Late dinners and later breakfasts, cream in your coffee, champagne in the bath, room service bacon sandwiches. Watching your skin, glowing and gold, buttocks round on white sheets, talking and kissing and laughing, the tension in your stomach dissipating.

Love gave you the confidence to grow your career. And your body grew with it. Writing in bed, writing on sofas, writing at the kitchen table, your body still so your brain could pump thoughts furiously, fingers flying.

Now, you have the body you deserve. The body of a woman in love, who is loved, who’s managing to make money and maintain a room of her own. A woman who adores buying wickedly extravagant dinners for people she likes, and has the wherewithal for a cab home afterwards. A woman with wide hips and full thighs, who can’t pour herself inside the cheap, tight dresses any more.

And even though you have everything to be confident about, everything to play for, this has made you sad. You worry that in spite of everything you have gained, the world liked you more when you took up less space.

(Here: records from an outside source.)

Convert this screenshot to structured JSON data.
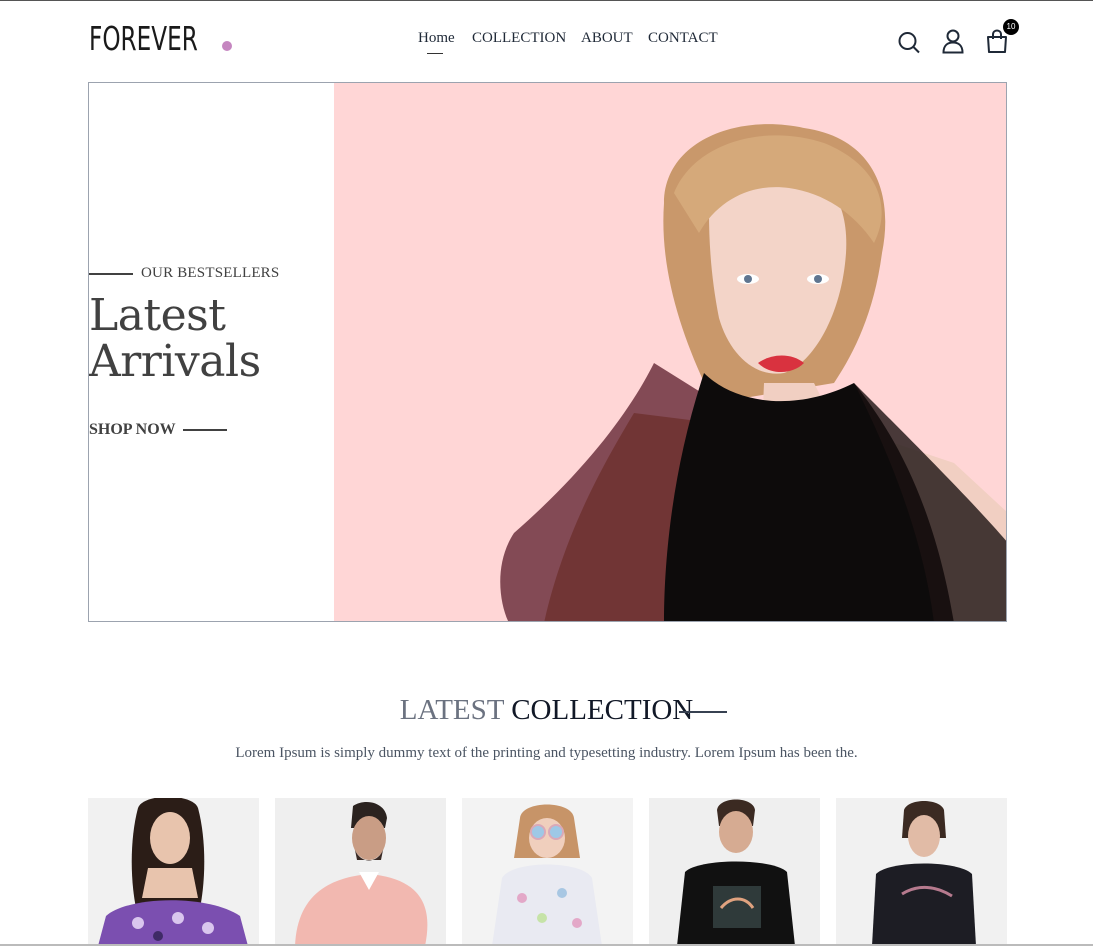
{
  "header": {
    "logo": "FOREVER",
    "logo_dot_color": "#c586c0",
    "nav": [
      {
        "label": "Home",
        "active": true
      },
      {
        "label": "COLLECTION",
        "active": false
      },
      {
        "label": "ABOUT",
        "active": false
      },
      {
        "label": "CONTACT",
        "active": false
      }
    ],
    "icons": [
      "search-icon",
      "profile-icon",
      "cart-icon"
    ],
    "cart_count": "10"
  },
  "hero": {
    "tag": "OUR BESTSELLERS",
    "headline_line1": "Latest",
    "headline_line2": "Arrivals",
    "cta": "SHOP NOW",
    "background_color": "#ffd6d6"
  },
  "latest_collection": {
    "title_light": "LATEST",
    "title_dark": "COLLECTION",
    "description": "Lorem Ipsum is simply dummy text of the printing and typesetting industry. Lorem Ipsum has been the."
  }
}
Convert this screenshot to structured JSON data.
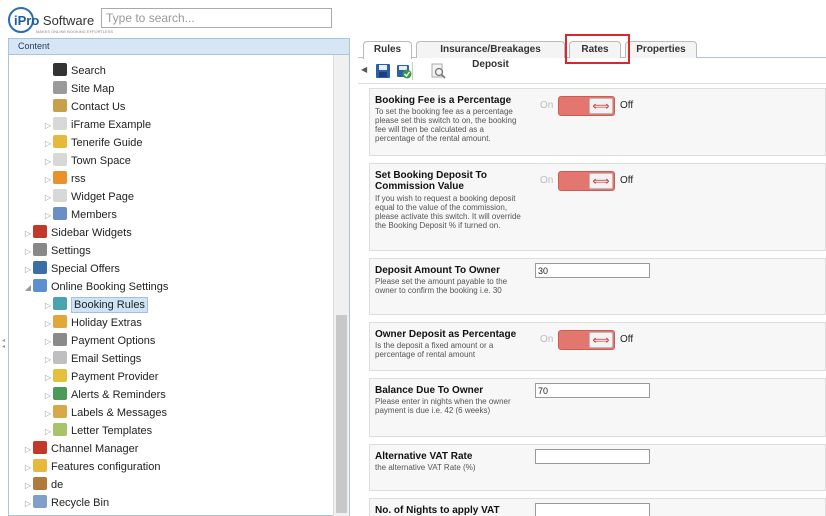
{
  "app": {
    "logo_brand": "iPro",
    "logo_suffix": " Software",
    "logo_tagline": "MAKES ONLINE BOOKING EFFORTLESS",
    "search_placeholder": "Type to search..."
  },
  "left_panel": {
    "header": "Content",
    "tree": [
      {
        "label": "Search",
        "icon": "binoculars-icon",
        "color": "#333333",
        "expandable": false,
        "indent": 2
      },
      {
        "label": "Site Map",
        "icon": "sitemap-icon",
        "color": "#9a9a9a",
        "expandable": false,
        "indent": 2
      },
      {
        "label": "Contact Us",
        "icon": "contact-icon",
        "color": "#c9a04a",
        "expandable": false,
        "indent": 2
      },
      {
        "label": "iFrame Example",
        "icon": "page-icon",
        "color": "#d8d8d8",
        "expandable": true,
        "indent": 2
      },
      {
        "label": "Tenerife Guide",
        "icon": "folder-icon",
        "color": "#e6b93c",
        "expandable": true,
        "indent": 2
      },
      {
        "label": "Town Space",
        "icon": "page-icon",
        "color": "#d8d8d8",
        "expandable": true,
        "indent": 2
      },
      {
        "label": "rss",
        "icon": "rss-icon",
        "color": "#e8912d",
        "expandable": true,
        "indent": 2
      },
      {
        "label": "Widget Page",
        "icon": "page-icon",
        "color": "#d8d8d8",
        "expandable": true,
        "indent": 2
      },
      {
        "label": "Members",
        "icon": "members-icon",
        "color": "#6b8fc4",
        "expandable": true,
        "indent": 2
      },
      {
        "label": "Sidebar Widgets",
        "icon": "widgets-icon",
        "color": "#c0392b",
        "expandable": true,
        "indent": 1
      },
      {
        "label": "Settings",
        "icon": "gear-icon",
        "color": "#888888",
        "expandable": true,
        "indent": 1
      },
      {
        "label": "Special Offers",
        "icon": "python-icon",
        "color": "#3a6ea5",
        "expandable": true,
        "indent": 1
      },
      {
        "label": "Online Booking Settings",
        "icon": "booking-settings-icon",
        "color": "#5b8fd0",
        "expandable": true,
        "expanded": true,
        "indent": 1
      },
      {
        "label": "Booking Rules",
        "icon": "booking-rules-icon",
        "color": "#4aa3b0",
        "expandable": true,
        "indent": 2,
        "selected": true
      },
      {
        "label": "Holiday Extras",
        "icon": "holiday-extras-icon",
        "color": "#e2a73a",
        "expandable": true,
        "indent": 2
      },
      {
        "label": "Payment Options",
        "icon": "payment-options-icon",
        "color": "#8a8a8a",
        "expandable": true,
        "indent": 2
      },
      {
        "label": "Email Settings",
        "icon": "email-icon",
        "color": "#bfbfbf",
        "expandable": true,
        "indent": 2
      },
      {
        "label": "Payment Provider",
        "icon": "coins-icon",
        "color": "#e6c03c",
        "expandable": true,
        "indent": 2
      },
      {
        "label": "Alerts & Reminders",
        "icon": "alerts-icon",
        "color": "#4c9a5a",
        "expandable": true,
        "indent": 2
      },
      {
        "label": "Labels & Messages",
        "icon": "labels-icon",
        "color": "#d6a94a",
        "expandable": true,
        "indent": 2
      },
      {
        "label": "Letter Templates",
        "icon": "letter-icon",
        "color": "#a8c36a",
        "expandable": true,
        "indent": 2
      },
      {
        "label": "Channel Manager",
        "icon": "channel-icon",
        "color": "#c0392b",
        "expandable": true,
        "indent": 1
      },
      {
        "label": "Features configuration",
        "icon": "folder-icon",
        "color": "#e6b93c",
        "expandable": true,
        "indent": 1
      },
      {
        "label": "de",
        "icon": "home-icon",
        "color": "#b07a3a",
        "expandable": true,
        "indent": 1
      },
      {
        "label": "Recycle Bin",
        "icon": "recycle-bin-icon",
        "color": "#7f9fc8",
        "expandable": true,
        "indent": 1
      }
    ]
  },
  "right_panel": {
    "tabs": [
      {
        "label": "Rules",
        "active": true
      },
      {
        "label": "Insurance/Breakages Deposit",
        "active": false
      },
      {
        "label": "Rates",
        "active": false,
        "highlighted": true
      },
      {
        "label": "Properties",
        "active": false
      }
    ],
    "toolbar": {
      "save_icon": "save-icon",
      "save_publish_icon": "save-publish-icon",
      "preview_icon": "preview-icon"
    },
    "fields": [
      {
        "title": "Booking Fee is a Percentage",
        "desc": "To set the booking fee as a percentage please set this switch to on, the booking fee will then be calculated as a percentage of the rental amount.",
        "type": "toggle",
        "on": "On",
        "off": "Off"
      },
      {
        "title": "Set Booking Deposit To Commission Value",
        "desc": "If you wish to request a booking deposit equal to the value of the commission, please activate this switch. It will override the Booking Deposit % if turned on.",
        "type": "toggle",
        "on": "On",
        "off": "Off"
      },
      {
        "title": "Deposit Amount To Owner",
        "desc": "Please set the amount payable to the owner to confirm the booking i.e. 30",
        "type": "input",
        "value": "30"
      },
      {
        "title": "Owner Deposit as Percentage",
        "desc": "Is the deposit a fixed amount or a percentage of rental amount",
        "type": "toggle",
        "on": "On",
        "off": "Off"
      },
      {
        "title": "Balance Due To Owner",
        "desc": "Please enter in nights when the owner payment is due i.e. 42 (6 weeks)",
        "type": "input",
        "value": "70"
      },
      {
        "title": "Alternative VAT Rate",
        "desc": "the alternative VAT Rate (%)",
        "type": "input",
        "value": ""
      },
      {
        "title": "No. of Nights to apply VAT",
        "desc": "",
        "type": "input",
        "value": ""
      }
    ]
  }
}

It’s hard to be honest about how you feel, how you worry sometimes that even though you’re bigger, you’re disappearing, how dressing up was once a source of joy and it’s how a source of panic, how it’s hard to fully appreciate why zips get stuck and buttons don’t meet in the middle. And everyone says “love your body”, but it’s an empty instruction, like “fly a kite!” It sounds wonderful, but it’s hard, and confusing, and you feel guilty because you can’t get it right.
You don’t have to love your body all the time. But love it in bed, and in the bath. Love it when you’re walking fast, and your music is loud, and your boots are clumpy. Love it when you’re walking up huge, hidden gym hills, and the sweat burns your eyelids, and you still, somehow keep going. Love the way your belly shakes when you laugh, and your legs shake when you orgasm, and your shoulders shake when you cry. Keep taking vitamins and washing your face carefully. Dance more, dance harder, and don’t stop downing a pint of water after the wine, before you go to sleep.

But mostly, don’t worry. As long as you can sing and come and giggle and wiggle and weep, you’re treating your body exactly as you’re supposed to.